The material really is great. Lightweight. Breathable. Slightly hydro-phobic. These pants were a dream when it came to washing and drying. They’re the kind of pants that feel almost dry when you take them out of the washing machine, and not long after will be dry enough to wear comfortably. This makes them perfect for travelling light, as you can afford to take fewer pairs of pants, and hand-wash/dry them overnight.
The inner lining has a smooth and silky feel to it. For me, this made them more comfortable when hiking and being a little more active. Rather than stretching as you crouch or lunge, the pants will slide on your leg a little, and won’t bunch up as much as jeans may do.
The outside of the pants is also a little slidey. When I wear these on the subway in NYC, I have a bit more of a tendency to slide around on the slick plastic seating than I do in jeans. Not a huge deal, but something to be aware of.
Despite being made of a synthetic fiber, I had not problem wearing these in hot and humid climates. While we were in Cambodia, it reached highs of around 35°C/95°F, with high humidity. I was definitely hot, but no more than I should have been at that temperature, and my pants were far less soaked than the would have been had I been wearing jeans.
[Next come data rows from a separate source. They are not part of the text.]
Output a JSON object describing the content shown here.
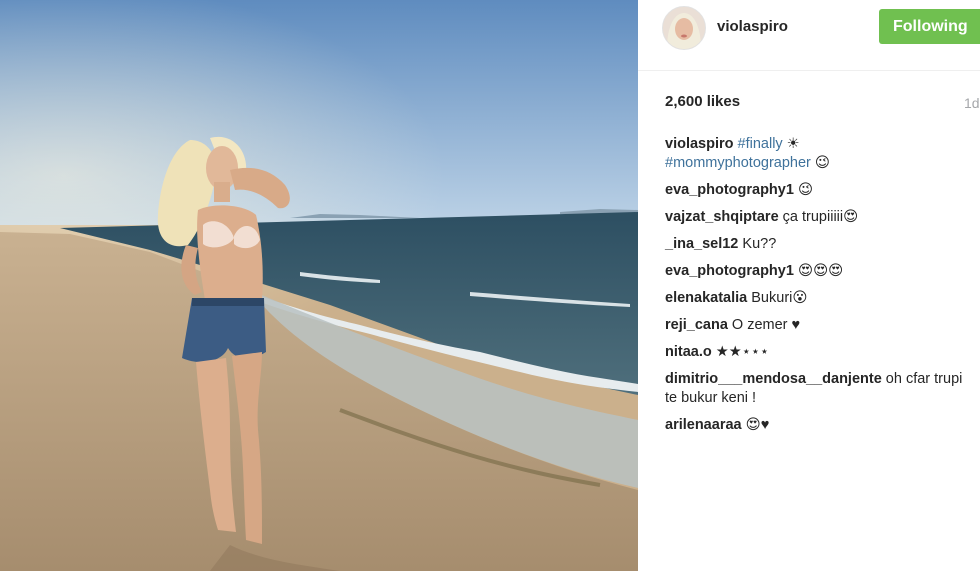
{
  "post": {
    "username": "violaspiro",
    "follow_label": "Following",
    "likes": "2,600 likes",
    "time": "1d"
  },
  "caption": {
    "user": "violaspiro",
    "tag1": "#finally",
    "emoji1": "☀",
    "tag2": "#mommyphotographer",
    "emoji2": "😉"
  },
  "comments": [
    {
      "user": "eva_photography1",
      "text": "😉"
    },
    {
      "user": "vajzat_shqiptare",
      "text": "ça trupiiiii😍"
    },
    {
      "user": "_ina_sel12",
      "text": "Ku??"
    },
    {
      "user": "eva_photography1",
      "text": "😍😍😍"
    },
    {
      "user": "elenakatalia",
      "text": "Bukuri😮"
    },
    {
      "user": "reji_cana",
      "text": "O zemer ♥"
    },
    {
      "user": "nitaa.o",
      "text": "★★⋆⋆⋆"
    },
    {
      "user": "dimitrio___mendosa__danjente",
      "text": "oh cfar trupi te bukur keni !"
    },
    {
      "user": "arilenaaraa",
      "text": "😍♥"
    }
  ],
  "colors": {
    "follow_button": "#70c050",
    "hashtag": "#3f729b",
    "timestamp": "#a5a7aa"
  },
  "icons": {
    "photo": "beach-photo"
  }
}
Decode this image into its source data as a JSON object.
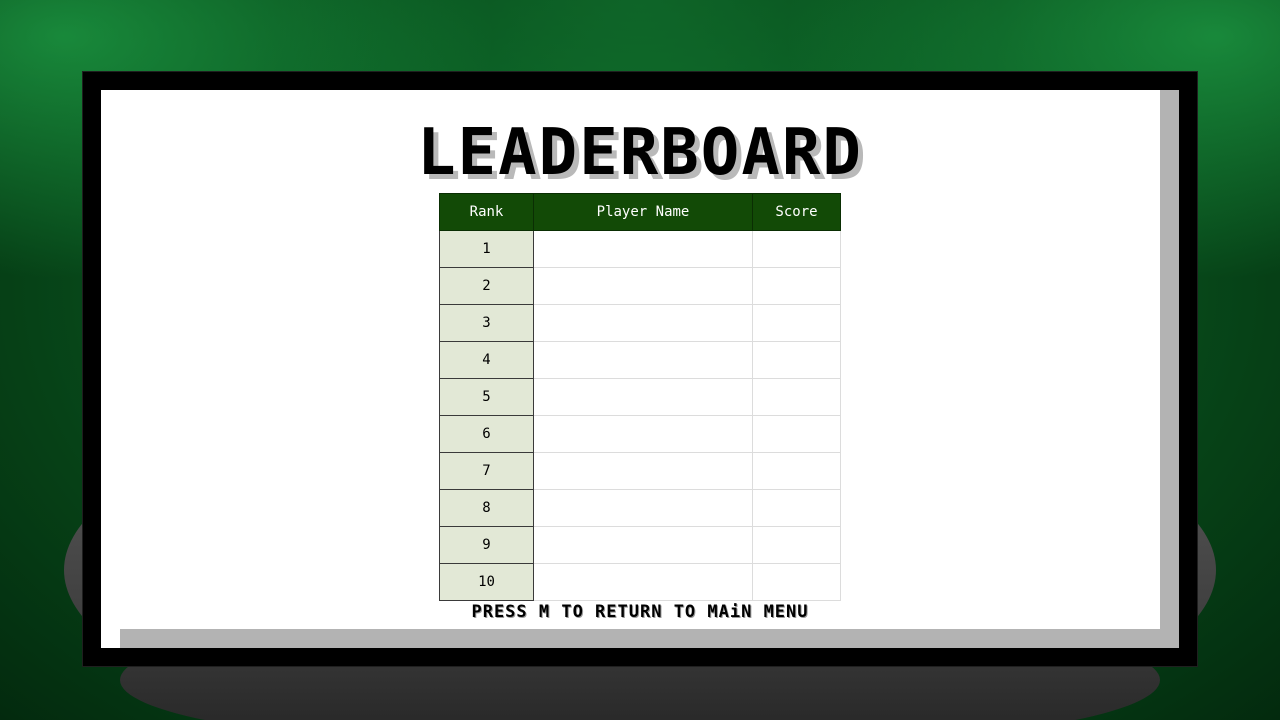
{
  "screen": {
    "title": "LEADERBOARD",
    "prompt": "PRESS M TO RETURN TO MAiN MENU"
  },
  "table": {
    "headers": {
      "rank": "Rank",
      "player_name": "Player Name",
      "score": "Score"
    },
    "rows": [
      {
        "rank": "1",
        "player_name": "",
        "score": ""
      },
      {
        "rank": "2",
        "player_name": "",
        "score": ""
      },
      {
        "rank": "3",
        "player_name": "",
        "score": ""
      },
      {
        "rank": "4",
        "player_name": "",
        "score": ""
      },
      {
        "rank": "5",
        "player_name": "",
        "score": ""
      },
      {
        "rank": "6",
        "player_name": "",
        "score": ""
      },
      {
        "rank": "7",
        "player_name": "",
        "score": ""
      },
      {
        "rank": "8",
        "player_name": "",
        "score": ""
      },
      {
        "rank": "9",
        "player_name": "",
        "score": ""
      },
      {
        "rank": "10",
        "player_name": "",
        "score": ""
      }
    ]
  },
  "colors": {
    "felt": "#0a5a22",
    "header_bg": "#124a06",
    "rank_cell_bg": "#e2e8d6",
    "panel_bg": "#ffffff",
    "panel_shadow": "#b3b3b3",
    "frame": "#000000"
  }
}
In a perfect world, on our next big trip I’d aim to take two pairs of these pants: a darker shade that can take a beating, and a funkier colour for when I want to feel fancy. They’re great in warmer weather, and they fit loose enough that wearing some thermals underneath in colder weather is not a problem.
Coming Soon from Bluffworks…
They started with just the pants, but since then Bluffworks has consistently added items to their catalog. All constructed with the same mindset and goal as the travel pants. I’ve personally not tried everything they have on offer, but I’m excited about some of the newer items on the horizon.
In addition to the Gramercy Suit (blazer and matching suit pants), they also offer some sweet looking business style button up shirts. If I did more business travel, I’d absolutely look into both of these.
Finally, Natalie has always been super jealous of how great my travel pants are. It’s looking like those days will be over soon. Bluffworks is finalising their women’s range, aiming at releasing it in the spring of 2019. While they were in development, Bluffworks sent out a survey to try and nail exactly what women want out of their travel clothing. Judging by their blog post, it sounds like they’ll embody all of the same attributes as their men’s line, which sounds like a winner to me!
Update: The women's range is now out!
I think these pants are fantastic, and hopefully by the end of reading through this, you’ll at least know a little more about what they’re about. Bluffworks has won my loyalty with these pants, and as such I’ll definitely always keep an eye on what they’re doing. If my current pair of pants ever wears out, I know for sure I’ll be grabbing another pair to replace them in a heartbeat.